------ Input data ------

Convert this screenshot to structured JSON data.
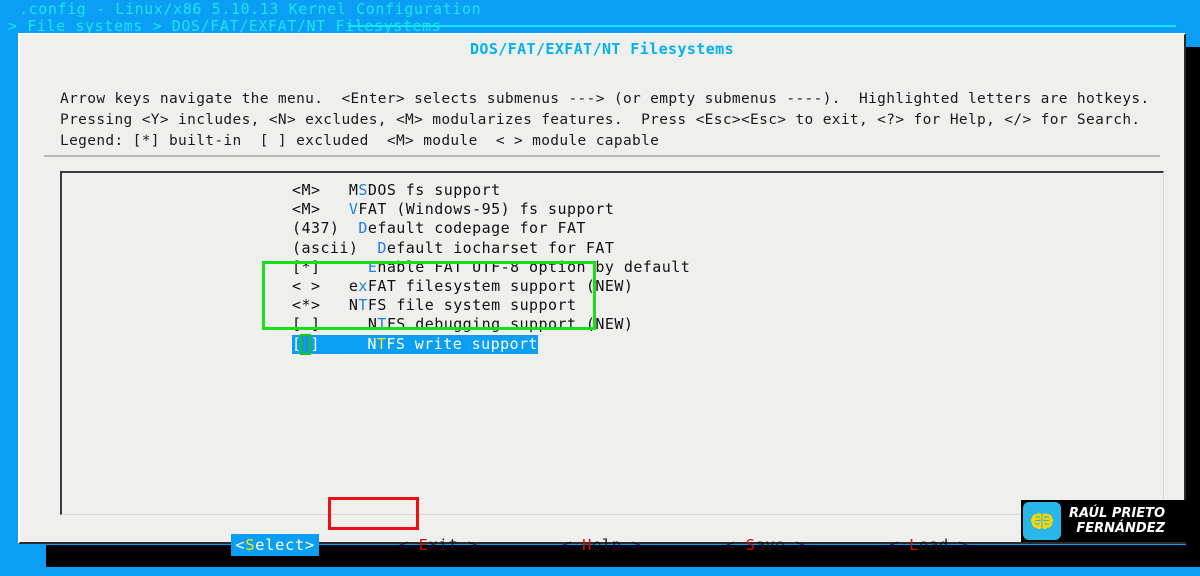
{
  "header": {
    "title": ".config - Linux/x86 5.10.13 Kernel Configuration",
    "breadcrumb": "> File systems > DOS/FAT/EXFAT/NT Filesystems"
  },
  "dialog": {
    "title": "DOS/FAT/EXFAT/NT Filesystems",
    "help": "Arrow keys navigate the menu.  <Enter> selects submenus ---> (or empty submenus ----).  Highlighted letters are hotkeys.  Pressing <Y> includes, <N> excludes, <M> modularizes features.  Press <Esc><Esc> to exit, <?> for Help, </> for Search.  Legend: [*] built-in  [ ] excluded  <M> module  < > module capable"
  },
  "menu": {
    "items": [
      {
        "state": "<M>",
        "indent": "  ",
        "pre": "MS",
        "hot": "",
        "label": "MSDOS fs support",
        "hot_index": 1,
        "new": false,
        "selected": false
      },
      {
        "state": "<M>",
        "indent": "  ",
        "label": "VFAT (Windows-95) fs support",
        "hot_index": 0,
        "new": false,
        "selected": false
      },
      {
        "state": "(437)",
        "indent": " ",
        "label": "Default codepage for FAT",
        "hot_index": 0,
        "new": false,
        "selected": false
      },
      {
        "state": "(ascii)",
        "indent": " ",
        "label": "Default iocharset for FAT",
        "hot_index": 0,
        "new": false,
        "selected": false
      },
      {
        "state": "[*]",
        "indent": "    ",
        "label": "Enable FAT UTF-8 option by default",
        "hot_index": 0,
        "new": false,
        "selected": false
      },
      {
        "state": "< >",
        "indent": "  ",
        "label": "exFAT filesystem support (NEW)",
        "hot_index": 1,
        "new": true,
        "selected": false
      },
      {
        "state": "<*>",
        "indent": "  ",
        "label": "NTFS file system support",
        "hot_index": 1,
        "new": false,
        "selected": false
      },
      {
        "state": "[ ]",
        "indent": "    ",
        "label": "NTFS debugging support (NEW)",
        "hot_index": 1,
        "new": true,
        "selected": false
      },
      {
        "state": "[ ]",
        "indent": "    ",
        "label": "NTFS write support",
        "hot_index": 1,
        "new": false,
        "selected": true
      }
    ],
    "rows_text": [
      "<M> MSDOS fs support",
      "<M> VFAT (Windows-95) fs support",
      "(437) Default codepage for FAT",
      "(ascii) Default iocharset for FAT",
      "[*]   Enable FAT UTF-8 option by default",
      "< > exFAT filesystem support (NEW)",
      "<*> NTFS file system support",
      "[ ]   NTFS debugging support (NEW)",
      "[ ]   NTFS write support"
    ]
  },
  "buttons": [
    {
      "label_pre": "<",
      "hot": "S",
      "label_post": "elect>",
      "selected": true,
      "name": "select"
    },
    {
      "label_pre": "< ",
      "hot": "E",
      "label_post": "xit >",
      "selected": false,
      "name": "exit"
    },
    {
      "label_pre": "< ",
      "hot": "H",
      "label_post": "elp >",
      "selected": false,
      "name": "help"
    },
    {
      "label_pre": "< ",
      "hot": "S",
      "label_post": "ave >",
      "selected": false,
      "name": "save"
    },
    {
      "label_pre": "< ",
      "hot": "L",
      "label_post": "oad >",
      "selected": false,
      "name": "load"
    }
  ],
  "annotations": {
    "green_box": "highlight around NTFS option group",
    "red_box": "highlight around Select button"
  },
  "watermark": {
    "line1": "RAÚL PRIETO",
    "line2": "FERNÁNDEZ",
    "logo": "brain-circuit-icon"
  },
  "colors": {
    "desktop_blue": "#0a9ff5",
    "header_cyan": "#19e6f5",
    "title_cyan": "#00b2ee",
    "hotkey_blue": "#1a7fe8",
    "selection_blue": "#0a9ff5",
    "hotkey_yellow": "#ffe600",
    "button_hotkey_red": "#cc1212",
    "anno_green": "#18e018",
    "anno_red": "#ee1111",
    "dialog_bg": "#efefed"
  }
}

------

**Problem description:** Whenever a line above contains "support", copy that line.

**Task response:**
        "label": "MSDOS fs support",
        "label": "VFAT (Windows-95) fs support",
        "label": "exFAT filesystem support (NEW)",
        "label": "NTFS file system support",
        "label": "NTFS debugging support (NEW)",
        "label": "NTFS write support",
      "<M> MSDOS fs support",
      "<M> VFAT (Windows-95) fs support",
      "< > exFAT filesystem support (NEW)",
      "<*> NTFS file system support",
      "[ ]   NTFS debugging support (NEW)",
      "[ ]   NTFS write support"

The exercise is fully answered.